Exercise aim. All the lines below should appear again unchanged, though their pictures should not.

[Start of section]

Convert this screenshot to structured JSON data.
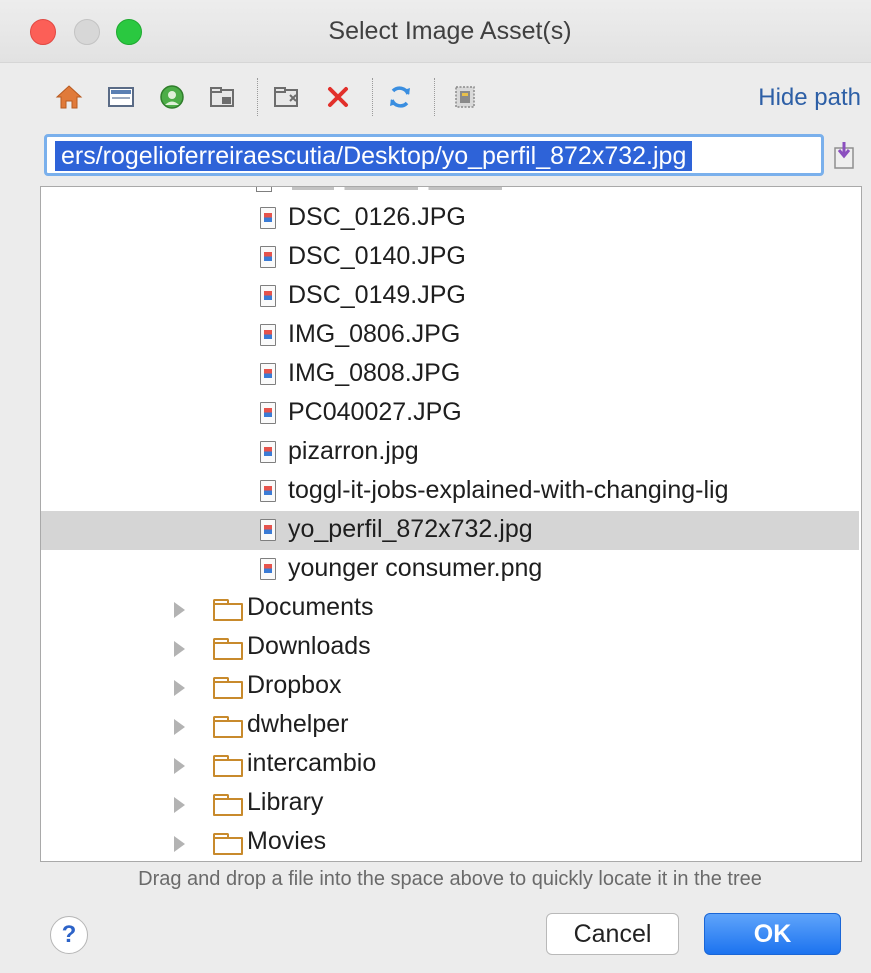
{
  "window": {
    "title": "Select Image Asset(s)"
  },
  "toolbar": {
    "icons": [
      "home-icon",
      "desktop-icon",
      "project-icon",
      "module-icon",
      "new-folder-icon",
      "delete-icon",
      "refresh-icon",
      "show-hidden-icon"
    ],
    "hide_path_label": "Hide path"
  },
  "path": {
    "value": "ers/rogelioferreiraescutia/Desktop/yo_perfil_872x732.jpg"
  },
  "tree": {
    "files": [
      {
        "name": "DSC_0126.JPG",
        "selected": false
      },
      {
        "name": "DSC_0140.JPG",
        "selected": false
      },
      {
        "name": "DSC_0149.JPG",
        "selected": false
      },
      {
        "name": "IMG_0806.JPG",
        "selected": false
      },
      {
        "name": "IMG_0808.JPG",
        "selected": false
      },
      {
        "name": "PC040027.JPG",
        "selected": false
      },
      {
        "name": "pizarron.jpg",
        "selected": false
      },
      {
        "name": "toggl-it-jobs-explained-with-changing-lig",
        "selected": false
      },
      {
        "name": "yo_perfil_872x732.jpg",
        "selected": true
      },
      {
        "name": "younger consumer.png",
        "selected": false
      }
    ],
    "folders": [
      "Documents",
      "Downloads",
      "Dropbox",
      "dwhelper",
      "intercambio",
      "Library",
      "Movies"
    ]
  },
  "hint": "Drag and drop a file into the space above to quickly locate it in the tree",
  "buttons": {
    "help": "?",
    "cancel": "Cancel",
    "ok": "OK"
  },
  "colors": {
    "accent": "#2e63d8",
    "link": "#2d5fa6",
    "ok_button": "#1c73ef",
    "folder": "#c88a2c"
  }
}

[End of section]

Final answer.
Convert this screenshot to structured JSON data.
{
  "window": {
    "title": "Select Image Asset(s)"
  },
  "toolbar": {
    "icons": [
      "home-icon",
      "desktop-icon",
      "project-icon",
      "module-icon",
      "new-folder-icon",
      "delete-icon",
      "refresh-icon",
      "show-hidden-icon"
    ],
    "hide_path_label": "Hide path"
  },
  "path": {
    "value": "ers/rogelioferreiraescutia/Desktop/yo_perfil_872x732.jpg"
  },
  "tree": {
    "files": [
      {
        "name": "DSC_0126.JPG",
        "selected": false
      },
      {
        "name": "DSC_0140.JPG",
        "selected": false
      },
      {
        "name": "DSC_0149.JPG",
        "selected": false
      },
      {
        "name": "IMG_0806.JPG",
        "selected": false
      },
      {
        "name": "IMG_0808.JPG",
        "selected": false
      },
      {
        "name": "PC040027.JPG",
        "selected": false
      },
      {
        "name": "pizarron.jpg",
        "selected": false
      },
      {
        "name": "toggl-it-jobs-explained-with-changing-lig",
        "selected": false
      },
      {
        "name": "yo_perfil_872x732.jpg",
        "selected": true
      },
      {
        "name": "younger consumer.png",
        "selected": false
      }
    ],
    "folders": [
      "Documents",
      "Downloads",
      "Dropbox",
      "dwhelper",
      "intercambio",
      "Library",
      "Movies"
    ]
  },
  "hint": "Drag and drop a file into the space above to quickly locate it in the tree",
  "buttons": {
    "help": "?",
    "cancel": "Cancel",
    "ok": "OK"
  },
  "colors": {
    "accent": "#2e63d8",
    "link": "#2d5fa6",
    "ok_button": "#1c73ef",
    "folder": "#c88a2c"
  }
}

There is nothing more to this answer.